#### [Records for the exercise]
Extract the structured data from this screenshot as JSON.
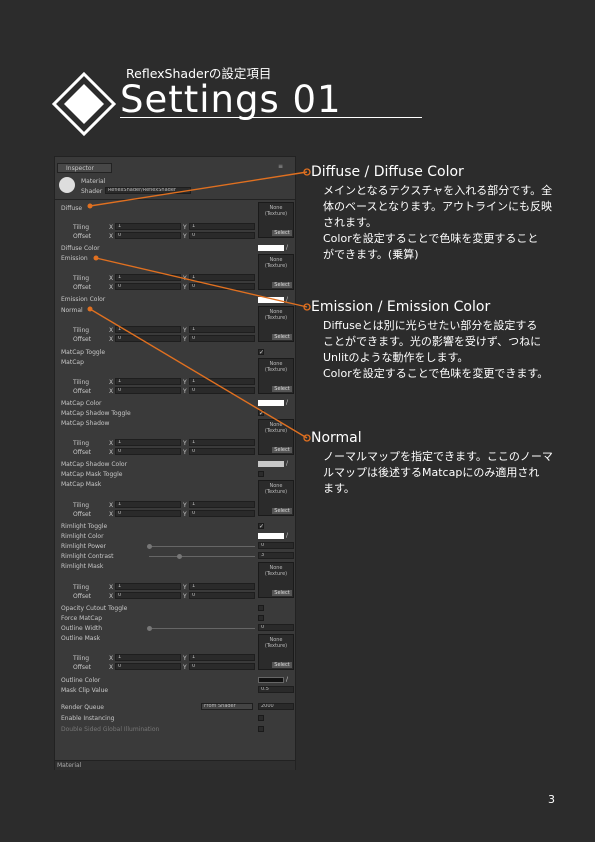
{
  "header": {
    "subtitle": "ReflexShaderの設定項目",
    "title": "Settings 01"
  },
  "inspector": {
    "tab_label": "Inspector",
    "material_name": "Material",
    "shader_label": "Shader",
    "shader_value": "ReflexShader/ReflexShader",
    "none_texture": "None\n(Texture)",
    "select_label": "Select",
    "tiling_label": "Tiling",
    "offset_label": "Offset",
    "x_label": "X",
    "y_label": "Y",
    "tiling_value": "1",
    "offset_value": "0",
    "rows": {
      "diffuse": "Diffuse",
      "diffuse_color": "Diffuse Color",
      "emission": "Emission",
      "emission_color": "Emission Color",
      "normal": "Normal",
      "matcap_toggle": "MatCap Toggle",
      "matcap": "MatCap",
      "matcap_color": "MatCap Color",
      "matcap_shadow_toggle": "MatCap Shadow Toggle",
      "matcap_shadow": "MatCap Shadow",
      "matcap_shadow_color": "MatCap Shadow Color",
      "matcap_mask_toggle": "MatCap Mask Toggle",
      "matcap_mask": "MatCap Mask",
      "rimlight_toggle": "Rimlight Toggle",
      "rimlight_color": "Rimlight Color",
      "rimlight_power": "Rimlight Power",
      "rimlight_contrast": "Rimlight Contrast",
      "rimlight_mask": "Rimlight Mask",
      "opacity_cutout_toggle": "Opacity Cutout Toggle",
      "force_matcap": "Force MatCap",
      "outline_width": "Outline Width",
      "outline_mask": "Outline Mask",
      "outline_color": "Outline Color",
      "mask_clip_value": "Mask Clip Value",
      "render_queue": "Render Queue",
      "enable_instancing": "Enable Instancing",
      "double_sided_gi": "Double Sided Global Illumination"
    },
    "values": {
      "rimlight_power": "0",
      "rimlight_contrast": "3",
      "outline_width": "0",
      "mask_clip_value": "0.5",
      "render_queue_mode": "From Shader",
      "render_queue_value": "2000"
    },
    "footer": "Material"
  },
  "annotations": [
    {
      "title": "Diffuse / Diffuse Color",
      "lines": [
        "メインとなるテクスチャを入れる部分です。全",
        "体のベースとなります。アウトラインにも反映",
        "されます。",
        "Colorを設定することで色味を変更すること",
        "ができます。(乗算)"
      ]
    },
    {
      "title": "Emission / Emission Color",
      "lines": [
        "Diffuseとは別に光らせたい部分を設定する",
        "ことができます。光の影響を受けず、つねに",
        "Unlitのような動作をします。",
        "Colorを設定することで色味を変更できます。"
      ]
    },
    {
      "title": "Normal",
      "lines": [
        "ノーマルマップを指定できます。ここのノーマ",
        "ルマップは後述するMatcapにのみ適用され",
        "ます。"
      ]
    }
  ],
  "page_number": "3",
  "colors": {
    "background": "#2c2c2c",
    "accent": "#e07020",
    "panel": "#3a3a3a"
  }
}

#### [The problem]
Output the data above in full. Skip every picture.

#### [Output of the exercise]
Extract the structured data from this screenshot as JSON.
{
  "header": {
    "subtitle": "ReflexShaderの設定項目",
    "title": "Settings 01"
  },
  "inspector": {
    "tab_label": "Inspector",
    "material_name": "Material",
    "shader_label": "Shader",
    "shader_value": "ReflexShader/ReflexShader",
    "none_texture": "None\n(Texture)",
    "select_label": "Select",
    "tiling_label": "Tiling",
    "offset_label": "Offset",
    "x_label": "X",
    "y_label": "Y",
    "tiling_value": "1",
    "offset_value": "0",
    "rows": {
      "diffuse": "Diffuse",
      "diffuse_color": "Diffuse Color",
      "emission": "Emission",
      "emission_color": "Emission Color",
      "normal": "Normal",
      "matcap_toggle": "MatCap Toggle",
      "matcap": "MatCap",
      "matcap_color": "MatCap Color",
      "matcap_shadow_toggle": "MatCap Shadow Toggle",
      "matcap_shadow": "MatCap Shadow",
      "matcap_shadow_color": "MatCap Shadow Color",
      "matcap_mask_toggle": "MatCap Mask Toggle",
      "matcap_mask": "MatCap Mask",
      "rimlight_toggle": "Rimlight Toggle",
      "rimlight_color": "Rimlight Color",
      "rimlight_power": "Rimlight Power",
      "rimlight_contrast": "Rimlight Contrast",
      "rimlight_mask": "Rimlight Mask",
      "opacity_cutout_toggle": "Opacity Cutout Toggle",
      "force_matcap": "Force MatCap",
      "outline_width": "Outline Width",
      "outline_mask": "Outline Mask",
      "outline_color": "Outline Color",
      "mask_clip_value": "Mask Clip Value",
      "render_queue": "Render Queue",
      "enable_instancing": "Enable Instancing",
      "double_sided_gi": "Double Sided Global Illumination"
    },
    "values": {
      "rimlight_power": "0",
      "rimlight_contrast": "3",
      "outline_width": "0",
      "mask_clip_value": "0.5",
      "render_queue_mode": "From Shader",
      "render_queue_value": "2000"
    },
    "footer": "Material"
  },
  "annotations": [
    {
      "title": "Diffuse / Diffuse Color",
      "lines": [
        "メインとなるテクスチャを入れる部分です。全",
        "体のベースとなります。アウトラインにも反映",
        "されます。",
        "Colorを設定することで色味を変更すること",
        "ができます。(乗算)"
      ]
    },
    {
      "title": "Emission / Emission Color",
      "lines": [
        "Diffuseとは別に光らせたい部分を設定する",
        "ことができます。光の影響を受けず、つねに",
        "Unlitのような動作をします。",
        "Colorを設定することで色味を変更できます。"
      ]
    },
    {
      "title": "Normal",
      "lines": [
        "ノーマルマップを指定できます。ここのノーマ",
        "ルマップは後述するMatcapにのみ適用され",
        "ます。"
      ]
    }
  ],
  "page_number": "3",
  "colors": {
    "background": "#2c2c2c",
    "accent": "#e07020",
    "panel": "#3a3a3a"
  }
}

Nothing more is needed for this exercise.